*Your assignment:* Starting at the line that contains "Parse this screenshot: output", restate every line word for word through the end of the entries.

Interface dataset entries
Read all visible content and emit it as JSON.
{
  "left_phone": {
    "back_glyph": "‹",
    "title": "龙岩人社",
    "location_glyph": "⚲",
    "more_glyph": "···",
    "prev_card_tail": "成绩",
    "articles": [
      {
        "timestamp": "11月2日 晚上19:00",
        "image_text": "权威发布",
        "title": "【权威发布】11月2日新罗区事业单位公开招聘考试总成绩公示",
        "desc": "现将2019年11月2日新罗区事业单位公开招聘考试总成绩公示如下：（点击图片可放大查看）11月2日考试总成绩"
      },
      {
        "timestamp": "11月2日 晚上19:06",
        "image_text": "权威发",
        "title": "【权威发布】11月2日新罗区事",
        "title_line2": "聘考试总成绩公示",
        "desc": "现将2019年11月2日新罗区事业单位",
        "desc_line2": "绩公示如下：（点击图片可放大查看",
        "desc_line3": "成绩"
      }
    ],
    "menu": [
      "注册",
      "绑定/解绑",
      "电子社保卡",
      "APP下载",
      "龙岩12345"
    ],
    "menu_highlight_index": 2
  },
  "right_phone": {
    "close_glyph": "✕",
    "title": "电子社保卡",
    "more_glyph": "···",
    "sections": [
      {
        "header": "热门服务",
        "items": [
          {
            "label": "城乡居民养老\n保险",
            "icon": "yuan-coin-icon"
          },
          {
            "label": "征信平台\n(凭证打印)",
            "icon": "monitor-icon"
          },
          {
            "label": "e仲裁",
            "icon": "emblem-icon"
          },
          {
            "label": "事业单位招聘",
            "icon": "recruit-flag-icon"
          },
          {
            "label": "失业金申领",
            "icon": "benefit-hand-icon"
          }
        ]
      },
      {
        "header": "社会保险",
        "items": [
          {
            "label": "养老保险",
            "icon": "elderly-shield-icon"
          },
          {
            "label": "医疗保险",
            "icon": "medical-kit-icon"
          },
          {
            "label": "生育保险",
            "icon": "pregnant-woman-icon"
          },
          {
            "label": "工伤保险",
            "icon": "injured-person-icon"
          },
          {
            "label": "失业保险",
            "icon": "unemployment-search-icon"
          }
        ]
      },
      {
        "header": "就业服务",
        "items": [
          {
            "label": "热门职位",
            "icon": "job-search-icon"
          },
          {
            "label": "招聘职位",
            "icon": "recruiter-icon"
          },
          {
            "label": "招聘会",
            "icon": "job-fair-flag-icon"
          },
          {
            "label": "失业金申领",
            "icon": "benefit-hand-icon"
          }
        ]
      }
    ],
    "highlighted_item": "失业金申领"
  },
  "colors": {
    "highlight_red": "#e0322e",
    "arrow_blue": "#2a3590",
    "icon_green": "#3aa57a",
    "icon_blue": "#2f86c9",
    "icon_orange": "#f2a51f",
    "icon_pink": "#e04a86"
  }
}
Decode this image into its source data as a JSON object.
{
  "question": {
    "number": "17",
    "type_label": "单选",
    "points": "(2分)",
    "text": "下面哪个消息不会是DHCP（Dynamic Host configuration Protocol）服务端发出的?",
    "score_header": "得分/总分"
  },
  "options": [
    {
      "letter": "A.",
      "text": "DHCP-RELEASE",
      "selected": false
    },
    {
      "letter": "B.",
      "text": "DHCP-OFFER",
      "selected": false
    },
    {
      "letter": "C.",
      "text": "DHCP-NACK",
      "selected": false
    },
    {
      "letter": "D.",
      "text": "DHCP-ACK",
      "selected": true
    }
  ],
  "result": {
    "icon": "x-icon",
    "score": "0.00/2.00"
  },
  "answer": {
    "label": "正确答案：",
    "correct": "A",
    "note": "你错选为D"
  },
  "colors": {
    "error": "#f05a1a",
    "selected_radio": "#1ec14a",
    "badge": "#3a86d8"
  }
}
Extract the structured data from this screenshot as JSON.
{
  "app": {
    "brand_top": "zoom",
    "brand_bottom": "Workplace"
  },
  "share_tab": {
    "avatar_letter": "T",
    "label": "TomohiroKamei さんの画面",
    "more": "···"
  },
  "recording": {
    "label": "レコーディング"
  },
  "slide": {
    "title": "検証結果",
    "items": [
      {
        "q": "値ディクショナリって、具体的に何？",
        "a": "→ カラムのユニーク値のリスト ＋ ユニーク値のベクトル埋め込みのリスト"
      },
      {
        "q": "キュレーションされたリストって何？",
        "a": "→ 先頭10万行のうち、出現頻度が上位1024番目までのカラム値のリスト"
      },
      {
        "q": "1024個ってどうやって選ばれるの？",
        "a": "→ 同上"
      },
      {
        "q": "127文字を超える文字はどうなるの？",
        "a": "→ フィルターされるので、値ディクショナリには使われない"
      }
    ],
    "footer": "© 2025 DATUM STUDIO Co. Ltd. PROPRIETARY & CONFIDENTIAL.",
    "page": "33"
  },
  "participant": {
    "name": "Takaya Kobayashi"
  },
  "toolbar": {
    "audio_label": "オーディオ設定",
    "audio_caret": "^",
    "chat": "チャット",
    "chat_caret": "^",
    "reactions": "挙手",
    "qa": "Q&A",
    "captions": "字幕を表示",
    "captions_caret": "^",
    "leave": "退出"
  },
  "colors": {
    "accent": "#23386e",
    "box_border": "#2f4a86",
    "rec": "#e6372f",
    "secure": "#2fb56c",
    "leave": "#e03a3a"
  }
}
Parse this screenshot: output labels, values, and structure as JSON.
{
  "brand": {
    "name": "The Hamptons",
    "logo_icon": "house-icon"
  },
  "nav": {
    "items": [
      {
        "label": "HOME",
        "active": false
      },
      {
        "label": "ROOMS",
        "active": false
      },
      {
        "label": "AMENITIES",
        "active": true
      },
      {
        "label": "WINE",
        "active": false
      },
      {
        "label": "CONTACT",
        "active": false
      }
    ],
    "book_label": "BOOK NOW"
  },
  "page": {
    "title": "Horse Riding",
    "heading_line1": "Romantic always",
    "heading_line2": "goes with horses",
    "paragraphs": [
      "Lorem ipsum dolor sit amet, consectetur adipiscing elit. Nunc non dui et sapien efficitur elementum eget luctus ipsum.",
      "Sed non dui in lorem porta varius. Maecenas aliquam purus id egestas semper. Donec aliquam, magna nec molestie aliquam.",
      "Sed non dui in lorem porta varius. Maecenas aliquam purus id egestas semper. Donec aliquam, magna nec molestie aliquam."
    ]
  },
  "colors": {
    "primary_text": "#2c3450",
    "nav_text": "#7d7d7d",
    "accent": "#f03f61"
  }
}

*Written response:*
Parse this screenshot: output labels, values, and structure as JSON.
{
  "brand": {
    "name": "The Hamptons",
    "logo_icon": "house-icon"
  },
  "nav": {
    "items": [
      {
        "label": "HOME",
        "active": false
      },
      {
        "label": "ROOMS",
        "active": false
      },
      {
        "label": "AMENITIES",
        "active": true
      },
      {
        "label": "WINE",
        "active": false
      },
      {
        "label": "CONTACT",
        "active": false
      }
    ],
    "book_label": "BOOK NOW"
  },
  "page": {
    "title": "Horse Riding",
    "heading_line1": "Romantic always",
    "heading_line2": "goes with horses",
    "paragraphs": [
      "Lorem ipsum dolor sit amet, consectetur adipiscing elit. Nunc non dui et sapien efficitur elementum eget luctus ipsum.",
      "Sed non dui in lorem porta varius. Maecenas aliquam purus id egestas semper. Donec aliquam, magna nec molestie aliquam.",
      "Sed non dui in lorem porta varius. Maecenas aliquam purus id egestas semper. Donec aliquam, magna nec molestie aliquam."
    ]
  },
  "colors": {
    "primary_text": "#2c3450",
    "nav_text": "#7d7d7d",
    "accent": "#f03f61"
  }
}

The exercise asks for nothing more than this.